Patience Carter. You may recognize the name - she is one of 53 survivors of the Orlando shootings. She read a deeply heart wrenching poem on the survivor’s guilt she felt for having survived. Then a funny (read: absolutely not funny at all) thing happened: conspiracy theorists deemed her a “crisis actor.” After she stood up with the courage to detail the attack and her continued troubles dealing with the post traumatic stress, she was labeled an actor. Carter responded via the classiest instagram post pointing out how the insensitivity of others has only motivated her to “heal even faster, and grow even stronger. The courage exhibited by Carter made me think of the power of our voices, and how often we flat out refuse to use them. By remaining silent, especially in situations dealing with justice, integrity, and the safety of others, we degrade ourselves.
Our power is in our voice, yet many times we fail to use it. Why? Judith E. Glaser, a founding member of the Harvard Coaching Institute, notes the biggest cause to be a fear of rejection. In her Psychology Today article she notes how rejection triggers the same physical response as actual physical pain - rejection literally hurts. A Harvard Business Review article notes some other reasons for not speaking up to be a fear of repercussions, groupthink, a desire to avoid conflict, denial, and an unwillingness to engage in debate. In some cases, I believe complete shock can also leave a person to remain silent. I mean who hasn’t had the “Did she reallly just say that to me?!” moment? Regardless of the reason, not speaking up has a definite cost. Look at Orlando. Look at Flint. Saying nothing can literally amount to the loss of life, and I’m sure the physical pain caused by rejection does not even come close to the pain one’s conscience must feel when others lose their lives over his or her’s refusal to act and speak up.
The cost of remaining silent does not always surmount to the loss of life. Sometimes it boils down to a loss of self. There are countless times where I wish I would have spoken up to someone who said something inappropriate. I’ll share one with you. Before I entered the workforce, I was completely aware of sexual harassment. I was also aware that at some point, I would probably have to deal with sexual harassment, or at the very least, a co-worker giving me unwanted advances and compliments.

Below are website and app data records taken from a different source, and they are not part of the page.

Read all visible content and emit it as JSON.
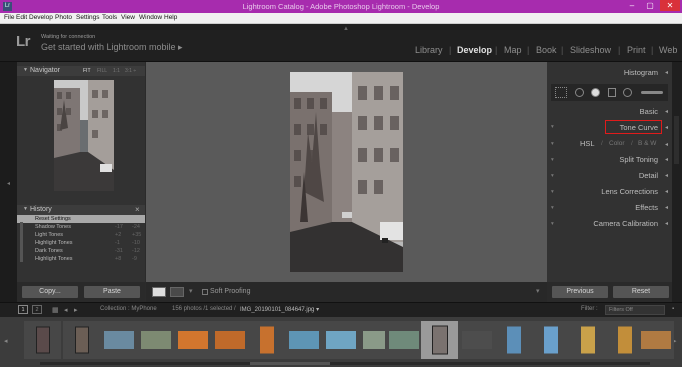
{
  "window": {
    "title": "Lightroom Catalog - Adobe Photoshop Lightroom - Develop",
    "icon": "Lr",
    "minimize": "–",
    "maximize": "▢",
    "close": "✕"
  },
  "menu": [
    "File",
    "Edit",
    "Develop",
    "Photo",
    "Settings",
    "Tools",
    "View",
    "Window",
    "Help"
  ],
  "identity": {
    "logo": "Lr",
    "status": "Waiting for connection",
    "message": "Get started with Lightroom mobile ▸"
  },
  "modules": [
    "Library",
    "Develop",
    "Map",
    "Book",
    "Slideshow",
    "Print",
    "Web"
  ],
  "active_module": "Develop",
  "navigator": {
    "title": "Navigator",
    "zoom_options": [
      "FIT",
      "FILL",
      "1:1",
      "3:1 ÷"
    ]
  },
  "history": {
    "title": "History",
    "close": "×",
    "items": [
      {
        "label": "Reset Settings",
        "v1": "",
        "v2": ""
      },
      {
        "label": "Shadow Tones",
        "v1": "-17",
        "v2": "-24"
      },
      {
        "label": "Light Tones",
        "v1": "+2",
        "v2": "+35"
      },
      {
        "label": "Highlight Tones",
        "v1": "-1",
        "v2": "-10"
      },
      {
        "label": "Dark Tones",
        "v1": "-31",
        "v2": "-12"
      },
      {
        "label": "Highlight Tones",
        "v1": "+8",
        "v2": "-9"
      }
    ]
  },
  "left_buttons": {
    "copy": "Copy...",
    "paste": "Paste"
  },
  "toolbar": {
    "soft_proofing": "Soft Proofing",
    "dropdown": "▾"
  },
  "right_panel": {
    "histogram": "Histogram",
    "basic": "Basic",
    "tone_curve": "Tone Curve",
    "hsl": "HSL",
    "color": "Color",
    "bw": "B & W",
    "split_toning": "Split Toning",
    "detail": "Detail",
    "lens_corrections": "Lens Corrections",
    "effects": "Effects",
    "camera_calibration": "Camera Calibration"
  },
  "right_buttons": {
    "previous": "Previous",
    "reset": "Reset"
  },
  "filmstrip_bar": {
    "pages": [
      "1",
      "2"
    ],
    "source": "Collection : MyPhone",
    "count": "156 photos /1 selected /",
    "filename": "IMG_20190101_084647.jpg ▾",
    "filter_label": "Filter :",
    "filter_value": "Filters Off"
  },
  "colors": {
    "titlebar": "#a72cae",
    "highlight_box": "#e01b1b",
    "panel_bg": "#323232",
    "viewer_bg": "#5a5a5a"
  }
}
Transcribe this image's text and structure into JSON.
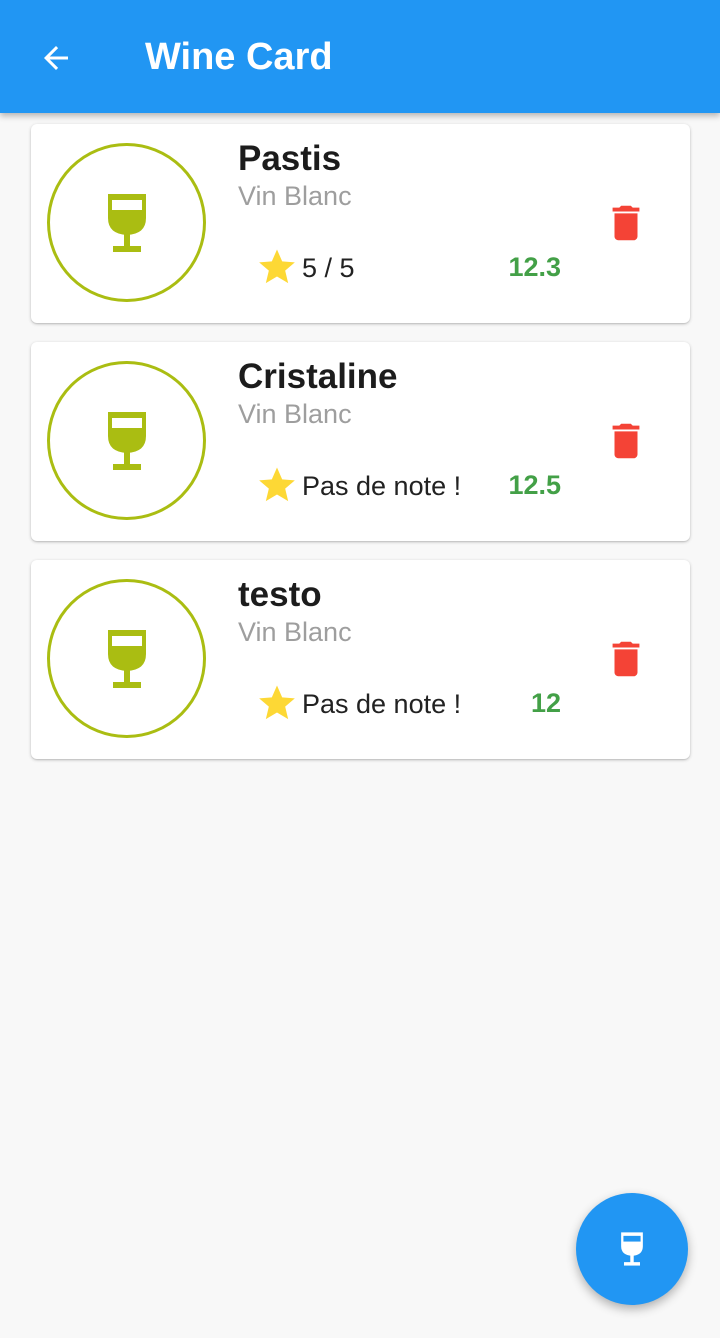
{
  "app_bar": {
    "title": "Wine Card",
    "back_icon": "arrow-back-icon",
    "color": "#2196f3"
  },
  "wines": [
    {
      "name": "Pastis",
      "type": "Vin Blanc",
      "rating": "5 / 5",
      "degree": "12.3"
    },
    {
      "name": "Cristaline",
      "type": "Vin Blanc",
      "rating": "Pas de note !",
      "degree": "12.5"
    },
    {
      "name": "testo",
      "type": "Vin Blanc",
      "rating": "Pas de note !",
      "degree": "12"
    }
  ],
  "icons": {
    "avatar": "wine-glass-icon",
    "rating": "star-icon",
    "delete": "trash-icon",
    "fab": "wine-glass-icon"
  },
  "colors": {
    "accent": "#2196f3",
    "glass": "#aabd12",
    "star": "#fdd835",
    "degree": "#43a047",
    "delete": "#f44336"
  }
}
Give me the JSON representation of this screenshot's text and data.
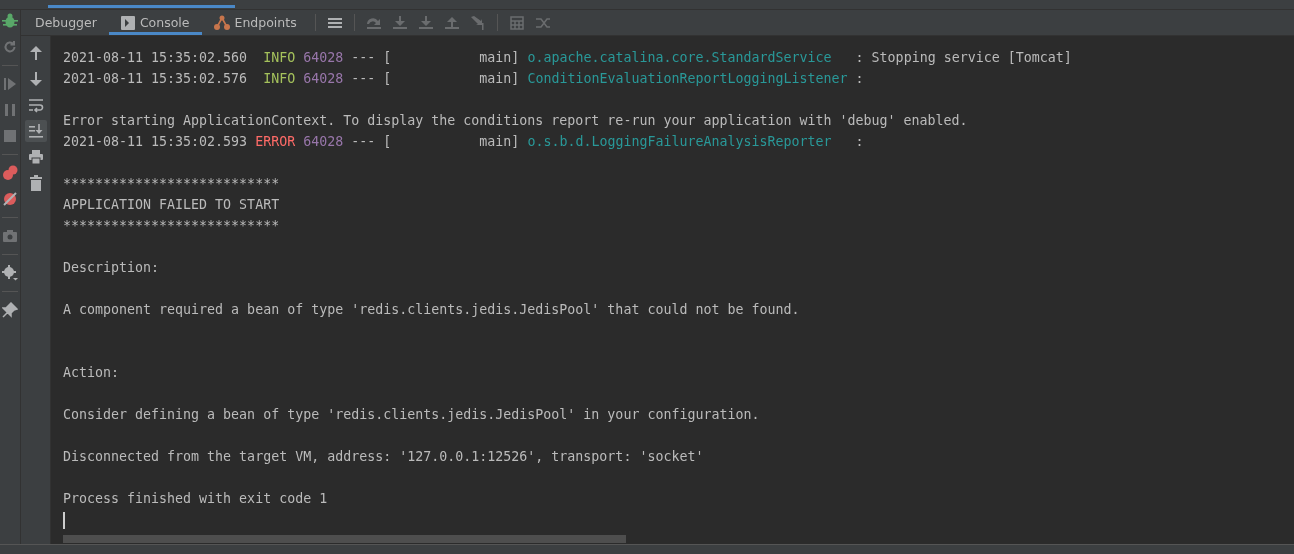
{
  "tabs": [
    {
      "label": "Debugger",
      "kind": "plain",
      "selected": false
    },
    {
      "label": "Console",
      "kind": "console",
      "selected": true
    },
    {
      "label": "Endpoints",
      "kind": "endpoints",
      "selected": false
    }
  ],
  "toolbar": [
    {
      "kind": "menu",
      "disabled": false
    },
    {
      "kind": "sep"
    },
    {
      "kind": "step-over",
      "disabled": true
    },
    {
      "kind": "step-into",
      "disabled": true
    },
    {
      "kind": "force-step-into",
      "disabled": true
    },
    {
      "kind": "step-out",
      "disabled": true
    },
    {
      "kind": "run-to-cursor",
      "disabled": true
    },
    {
      "kind": "sep"
    },
    {
      "kind": "evaluate",
      "disabled": true
    },
    {
      "kind": "trace",
      "disabled": true
    }
  ],
  "debug_tools": [
    {
      "kind": "bug",
      "disabled": false
    },
    {
      "kind": "rerun",
      "disabled": true
    },
    {
      "kind": "sep"
    },
    {
      "kind": "resume",
      "disabled": true
    },
    {
      "kind": "pause",
      "disabled": true
    },
    {
      "kind": "stop",
      "disabled": true
    },
    {
      "kind": "sep"
    },
    {
      "kind": "breakpoints",
      "disabled": false
    },
    {
      "kind": "mute",
      "disabled": false
    },
    {
      "kind": "sep"
    },
    {
      "kind": "camera",
      "disabled": true
    },
    {
      "kind": "sep"
    },
    {
      "kind": "gear",
      "disabled": false
    },
    {
      "kind": "sep"
    },
    {
      "kind": "pin",
      "disabled": false
    }
  ],
  "console_tools": [
    {
      "kind": "up",
      "selected": false
    },
    {
      "kind": "down",
      "selected": false
    },
    {
      "kind": "wrap",
      "selected": false
    },
    {
      "kind": "scroll-end",
      "selected": true
    },
    {
      "kind": "print",
      "selected": false
    },
    {
      "kind": "trash",
      "selected": false
    }
  ],
  "console_lines": [
    {
      "kind": "log",
      "timestamp": "2021-08-11 15:35:02.560",
      "level": "INFO",
      "pid": "64028",
      "separator": "---",
      "thread": "[           main]",
      "logger": "o.apache.catalina.core.StandardService",
      "message": ": Stopping service [Tomcat]"
    },
    {
      "kind": "log",
      "timestamp": "2021-08-11 15:35:02.576",
      "level": "INFO",
      "pid": "64028",
      "separator": "---",
      "thread": "[           main]",
      "logger": "ConditionEvaluationReportLoggingListener",
      "message": ":"
    },
    {
      "kind": "blank"
    },
    {
      "kind": "text",
      "text": "Error starting ApplicationContext. To display the conditions report re-run your application with 'debug' enabled."
    },
    {
      "kind": "log",
      "timestamp": "2021-08-11 15:35:02.593",
      "level": "ERROR",
      "pid": "64028",
      "separator": "---",
      "thread": "[           main]",
      "logger": "o.s.b.d.LoggingFailureAnalysisReporter",
      "message": ":"
    },
    {
      "kind": "blank"
    },
    {
      "kind": "text",
      "text": "***************************"
    },
    {
      "kind": "text",
      "text": "APPLICATION FAILED TO START"
    },
    {
      "kind": "text",
      "text": "***************************"
    },
    {
      "kind": "blank"
    },
    {
      "kind": "text",
      "text": "Description:"
    },
    {
      "kind": "blank"
    },
    {
      "kind": "text",
      "text": "A component required a bean of type 'redis.clients.jedis.JedisPool' that could not be found."
    },
    {
      "kind": "blank"
    },
    {
      "kind": "blank"
    },
    {
      "kind": "text",
      "text": "Action:"
    },
    {
      "kind": "blank"
    },
    {
      "kind": "text",
      "text": "Consider defining a bean of type 'redis.clients.jedis.JedisPool' in your configuration."
    },
    {
      "kind": "blank"
    },
    {
      "kind": "text",
      "text": "Disconnected from the target VM, address: '127.0.0.1:12526', transport: 'socket'"
    },
    {
      "kind": "blank"
    },
    {
      "kind": "text",
      "text": "Process finished with exit code 1"
    }
  ]
}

However, when the time came: I WAS NOT READY. Being asked to discuss my sexual activity? Being asked if I watched Cinemax After Dark? I was unprepared to face these questions - and I shouldn’t have to be. At the time, I couldn’t even formulate a proper response to tell them how inappropriate they were for even asking me these questions, and at work, no less! I just awkwardly laughed, and ignored them.
So, how does one go about responding and speaking out for themselves in situations where it could make things even more uncomfortable if she speaks out?
1. First, and most importantly, don’t worry about being uncomfortable. YOU didn’t make anything weird. The person who said or did something that was totally inappropriate did. It’s now up to you to respond to the situation in a cool, appropriate manner, while still letting him/her know that what they did was totally not cool.
2. Remember: by speaking up, you are elucidating your own power. You are holding on to your sense of self and your self-worth by speaking out against whatever bullshit someone said or did to make you feel awkward. You were given a voice for a reason, and using it right now could really make a difference down the line. Plus, you won’t ever feel any regret for standing up for yourself (or another person) but you will feel regret for remaining silent when you know you should have said something.
3. This one is really important. Always be mindful of how you respond. Saying the right thing in the wrong way could make the situation even more volatile. And whatever you do, remember this principle from Dale Carnegie’s How to Win Friends & Influence People: “Don’t criticize, condemn, or complain.” The second you do that is the second the person shuts out everything else you are saying and begins to justify the bad behavior. Check out this example from the Real World where Jenna totally shuts down anything her roommates have to say because she is constantly being labeled:
The following tips are from the Teaching Tolerance Project (click the link to see the rest!):
4. Plan your response beforehand. You have already been placed in similar situations countless times, maybe you didn’t speak up once, but you’ve promised yourself that you will speak up the next time. Thus, you can make a hypothesis of what types of situations you can expect to be in and plan your responses accordingly. A lot of the times open-ended questions are good responses i.e. “Why do you say that?” or “How did you develop that belief?” or “Why do you think it’s okay to touch a total stranger?” (Well that last one was from me.)
5. Identify the behavior! Sometimes all it takes is pointing out the behavior candidly. If a person says something totally inappropriate, identify that appropriate behavior directly, i.e. “It seems like you are saying/doing X, is that correct?” Make sure to avoid labeling people! Remember Carnegie’s three C’s: don’t Criticize, Condemn, or Complain!
Well, that’s all I have for ya. The next time someone says or does something that makes you feel some type of way, you now have the tools to show them why that just wasn’t cool, without being labeled a douche. Use your voice, it is a powerful tool. History has shown that when people use their voices together, change happens. It only takes one person to speak the truth, and others will follow. For all you know, that one person could be you. So speak up, my friends! You never know whose life could be depending on it!